Turns out I was wrong about stuff…

No, I’m not talking about copywriting.

My copywriting skills deserve some polishing, I admit – but the wisdom I give out is spot on, no questions about that.

I’m not referring to my worldview or work ethic either.

Some folks out there who can’t sit down for five minutes straight without looking at their phones, watching booty or stupid shiet on tiktok or Insta might disagree with me on this one, but I know I’m 100% right.

There’s just no comparison between working my äss off daily and only working when I “have the inspiration” to work.

As you can see, a four-hour workweek ain’t my thing.

Where am I trying to get to, then?

If you follow my stuff either on my website at theprybar.com or on my LinkedIn profile, you might’ve encountered some wild posts running amok where I say Jim Rohn’s iconic “You’re the average of the five people you spend the most time with” line.

Turns out that that’s the wrong approach.

You’re the average not just of the five people you spend the most time with, but also the people your five closest friends spend their time with, and the people your friends’ friends spend the most time with.
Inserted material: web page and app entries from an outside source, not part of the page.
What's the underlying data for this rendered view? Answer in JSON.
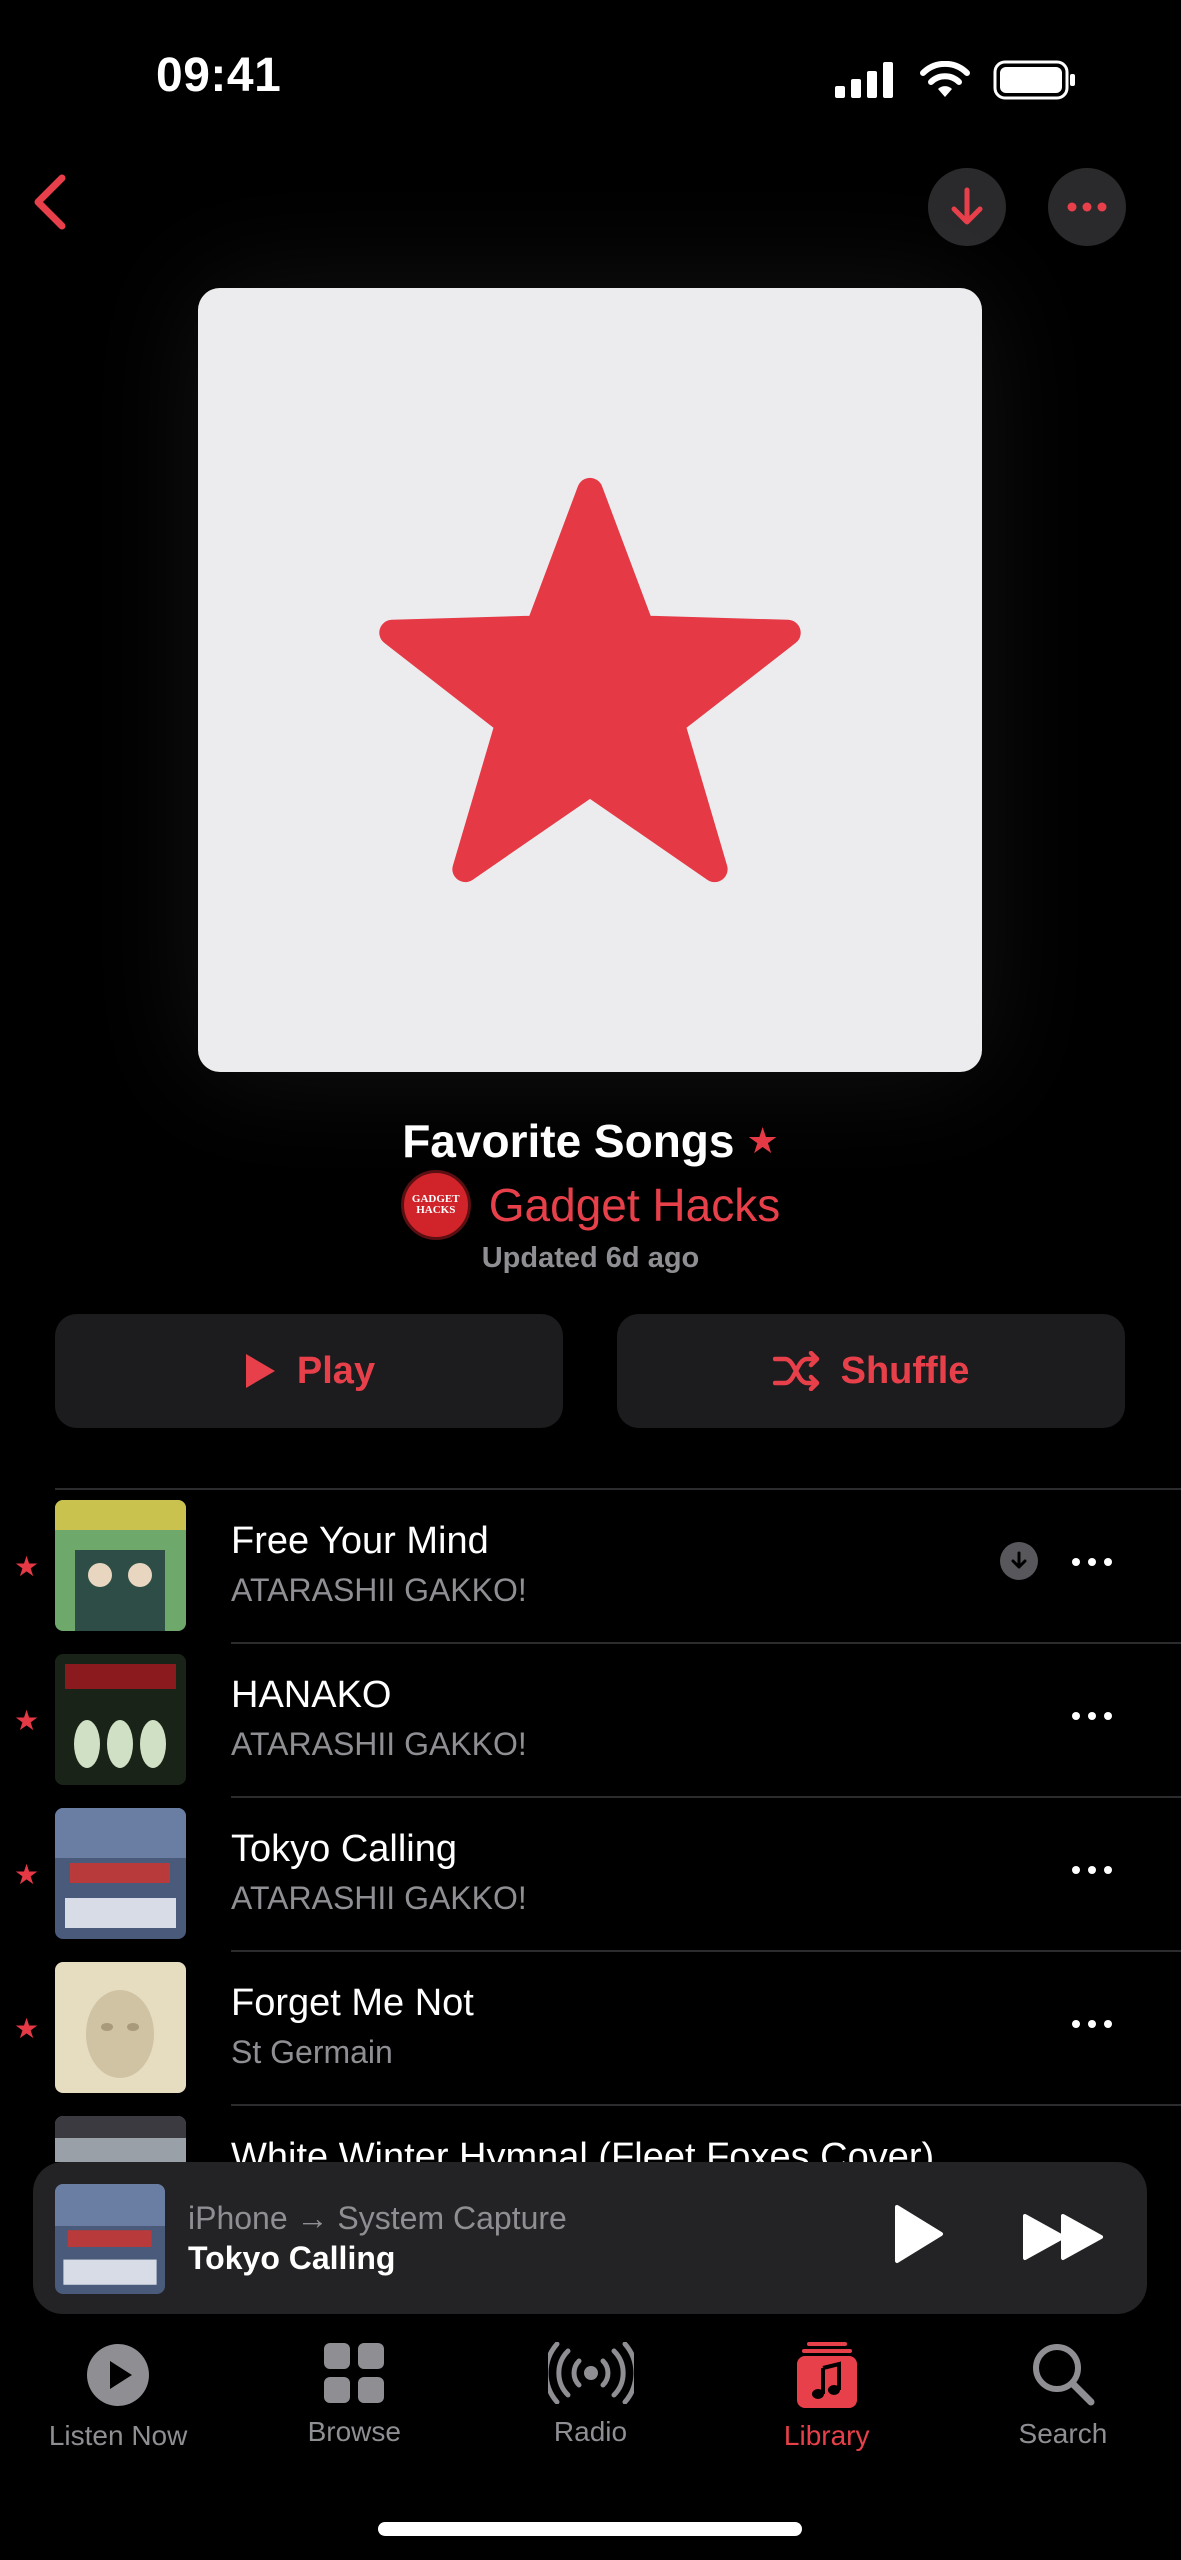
{
  "status_bar": {
    "time": "09:41"
  },
  "playlist": {
    "title": "Favorite Songs",
    "curator": "Gadget Hacks",
    "curator_logo_text": [
      "GADGET",
      "HACKS"
    ],
    "updated": "Updated 6d ago"
  },
  "actions": {
    "play_label": "Play",
    "shuffle_label": "Shuffle"
  },
  "songs": [
    {
      "title": "Free Your Mind",
      "artist": "ATARASHII GAKKO!",
      "favorited": true,
      "downloaded": true
    },
    {
      "title": "HANAKO",
      "artist": "ATARASHII GAKKO!",
      "favorited": true,
      "downloaded": false
    },
    {
      "title": "Tokyo Calling",
      "artist": "ATARASHII GAKKO!",
      "favorited": true,
      "downloaded": false
    },
    {
      "title": "Forget Me Not",
      "artist": "St Germain",
      "favorited": true,
      "downloaded": false
    },
    {
      "title": "White Winter Hymnal (Fleet Foxes Cover)",
      "artist": "",
      "favorited": true,
      "downloaded": false
    }
  ],
  "mini_player": {
    "route": "iPhone → System Capture",
    "title": "Tokyo Calling"
  },
  "tabs": [
    {
      "label": "Listen Now",
      "icon": "play-circle-icon",
      "active": false
    },
    {
      "label": "Browse",
      "icon": "grid-icon",
      "active": false
    },
    {
      "label": "Radio",
      "icon": "radio-icon",
      "active": false
    },
    {
      "label": "Library",
      "icon": "music-note-icon",
      "active": true
    },
    {
      "label": "Search",
      "icon": "search-icon",
      "active": false
    }
  ],
  "colors": {
    "accent": "#e8404a",
    "background": "#000000",
    "artwork_bg": "#ececee",
    "secondary_text": "#8e8e93"
  }
}
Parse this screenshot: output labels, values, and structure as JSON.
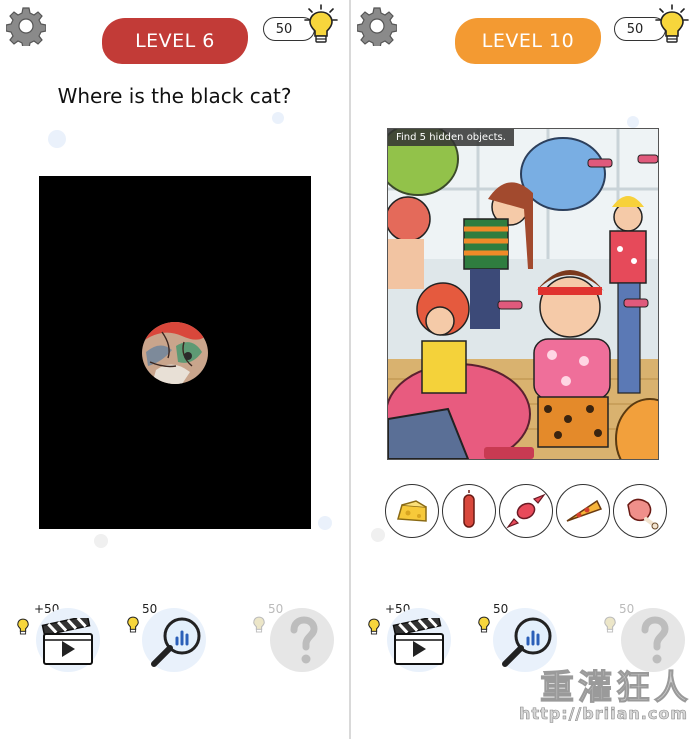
{
  "colors": {
    "level6_pill": "#c23b37",
    "level10_pill": "#f39a32",
    "bulb": "#f7d63c",
    "hint_bg": "#e9f1fb"
  },
  "left": {
    "level": "LEVEL 6",
    "coins": "50",
    "question": "Where is the black cat?",
    "hints": {
      "video_cost": "+50",
      "magnifier_cost": "50",
      "question_cost": "50"
    }
  },
  "right": {
    "level": "LEVEL 10",
    "coins": "50",
    "scene_label": "Find 5 hidden objects.",
    "items": [
      "cheese-icon",
      "sausage-icon",
      "candy-icon",
      "pizza-slice-icon",
      "ham-icon"
    ],
    "hints": {
      "video_cost": "+50",
      "magnifier_cost": "50",
      "question_cost": "50"
    }
  },
  "watermark": {
    "big": "重灌狂人",
    "url": "http://briian.com"
  }
}
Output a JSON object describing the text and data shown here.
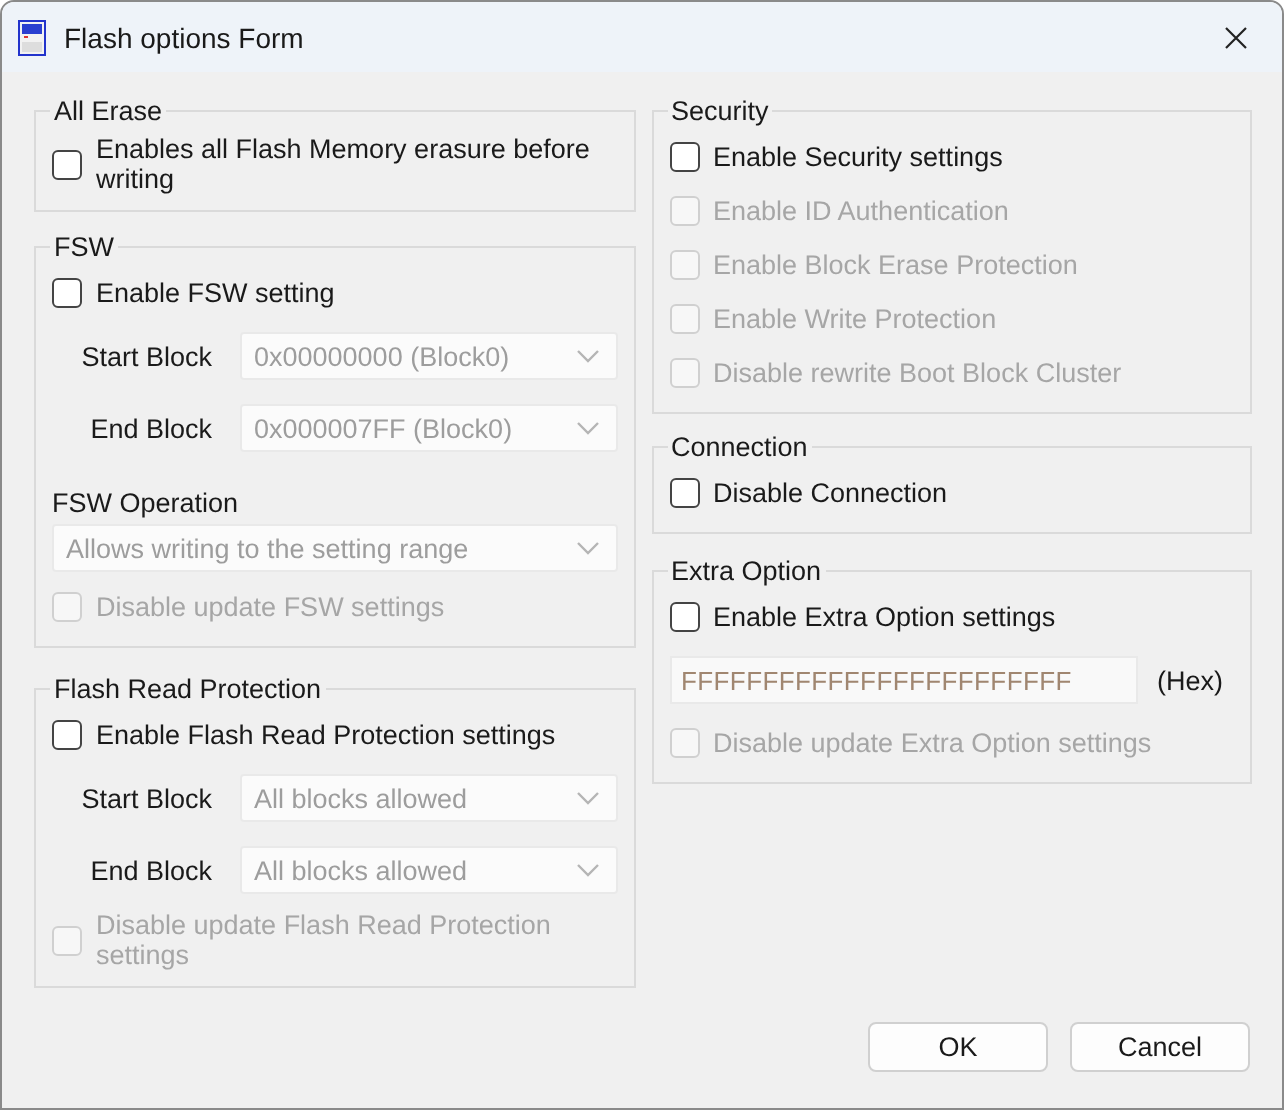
{
  "window": {
    "title": "Flash options Form"
  },
  "left_column": [
    {
      "title": "All Erase",
      "items": [
        {
          "kind": "checkbox",
          "label": "Enables all Flash Memory erasure before writing",
          "checked": false,
          "disabled": false
        }
      ]
    },
    {
      "title": "FSW",
      "items": [
        {
          "kind": "checkbox",
          "label": "Enable FSW setting",
          "checked": false,
          "disabled": false
        },
        {
          "kind": "combo",
          "label": "Start Block",
          "value": "0x00000000 (Block0)",
          "disabled": true
        },
        {
          "kind": "combo",
          "label": "End Block",
          "value": "0x000007FF (Block0)",
          "disabled": true
        },
        {
          "kind": "caption",
          "label": "FSW Operation"
        },
        {
          "kind": "combo-wide",
          "value": "Allows writing to the setting range",
          "disabled": true
        },
        {
          "kind": "checkbox",
          "label": "Disable update FSW settings",
          "checked": false,
          "disabled": true
        }
      ]
    },
    {
      "title": "Flash Read Protection",
      "items": [
        {
          "kind": "checkbox",
          "label": "Enable Flash Read Protection settings",
          "checked": false,
          "disabled": false
        },
        {
          "kind": "combo",
          "label": "Start Block",
          "value": "All blocks allowed",
          "disabled": true
        },
        {
          "kind": "combo",
          "label": "End Block",
          "value": "All blocks allowed",
          "disabled": true
        },
        {
          "kind": "checkbox",
          "label": "Disable update Flash Read Protection settings",
          "checked": false,
          "disabled": true
        }
      ]
    }
  ],
  "right_column": [
    {
      "title": "Security",
      "items": [
        {
          "kind": "checkbox",
          "label": "Enable Security settings",
          "checked": false,
          "disabled": false
        },
        {
          "kind": "checkbox",
          "label": "Enable ID Authentication",
          "checked": false,
          "disabled": true
        },
        {
          "kind": "checkbox",
          "label": "Enable Block Erase Protection",
          "checked": false,
          "disabled": true
        },
        {
          "kind": "checkbox",
          "label": "Enable Write Protection",
          "checked": false,
          "disabled": true
        },
        {
          "kind": "checkbox",
          "label": "Disable rewrite Boot Block Cluster",
          "checked": false,
          "disabled": true
        }
      ]
    },
    {
      "title": "Connection",
      "items": [
        {
          "kind": "checkbox",
          "label": "Disable Connection",
          "checked": false,
          "disabled": false
        }
      ]
    },
    {
      "title": "Extra Option",
      "items": [
        {
          "kind": "checkbox",
          "label": "Enable Extra Option settings",
          "checked": false,
          "disabled": false
        },
        {
          "kind": "hex",
          "value": "FFFFFFFFFFFFFFFFFFFFFFFF",
          "unit": "(Hex)",
          "disabled": true
        },
        {
          "kind": "checkbox",
          "label": "Disable update Extra Option settings",
          "checked": false,
          "disabled": true
        }
      ]
    }
  ],
  "buttons": [
    "OK",
    "Cancel"
  ]
}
Sounds insane and confusing, I know.

But turns out it’s true.

According to an article I’ve read on Medium.com by David Burkus, and it went along these lines: 

According to their results, if a friend of yours becomes obese, you yourself are 45 percent more likely than chance to gain weight over the next two to four years. More surprisingly, however, Christakis and Fowler found that if a friend of your friend becomes obese, your likelihood of gaining weight increases by about 20 percent — even if you don’t know that friend of a friend. The effect continues one more person out. If a friend of the friend of your friend develops obesity, you are still 10 percent more likely than random chance to gain weight as well.”

He continues by showing other examples of this effect in fields such as smoking and happiness, but the results are mostly the same.

It seems logical though when you think about it.

If we can apply the saying “you’re the average of the five people you spend the most time with”, then why can’t we attribute it to our friends as well?

They are the average of the five people they spend the most time with, after all, no?

And what if you have a different friend circle?

What if you’re only one of the five people they spend the most time with?

Let me give you an example: 

You work out every single day for one hour a day (entirely possible and you should do it) and try to convince your friend to come with you. Your four other closest friends go to the gym too.

You bring him with you for a week, but then he decides that he doesn’t want to “torture” himself and that the gym is consuming his time too much.

As a responsible adult, you ask yourself, “What did I do wrong?”

You search for the answer in the deepest recesses of your mind, and painful questions come up, such as “Did I put the bar so high he couldn’t jump over it?” or “Was I too harsh to him?” or “Did he not like the gym I invited him to?”…

“I tried doing my best by showing him an example and thought that my discipline and commitment would rub off on him, but I didn’t succeed.”

As you think this line out loud, a familiar line pops into your head.

“You’re the average of the five people you spend the most time with”.


“I’m only one of those five people. Let me look at his other friends.”

As you’re looking at their Twitter profiles, you see that they’re a bunch of obese, girly “men” who do nothing but watch Netflix or play video games all day, all the while chugging six cans of G-Fuel a day because they have to perform well at their friggin’ Call of Duty matches.

Oh, they also have tweets where they say “Going to the gym is g@y”.

Now everything becomes clear.

Such is the power of your network.

Surround yourself with winners is true.

But let’s one up it and say: Surround yourself with winners who surround themselves with winners. 

Speaking about winners, winners hardly make mistakes. But if they do, they learn the lesson quickly. But what if you didn’t make mistakes because you knew what dangers to look out for?

That’s where I can help you with my ebook.

Head to https://theprybar.com  and get it for free.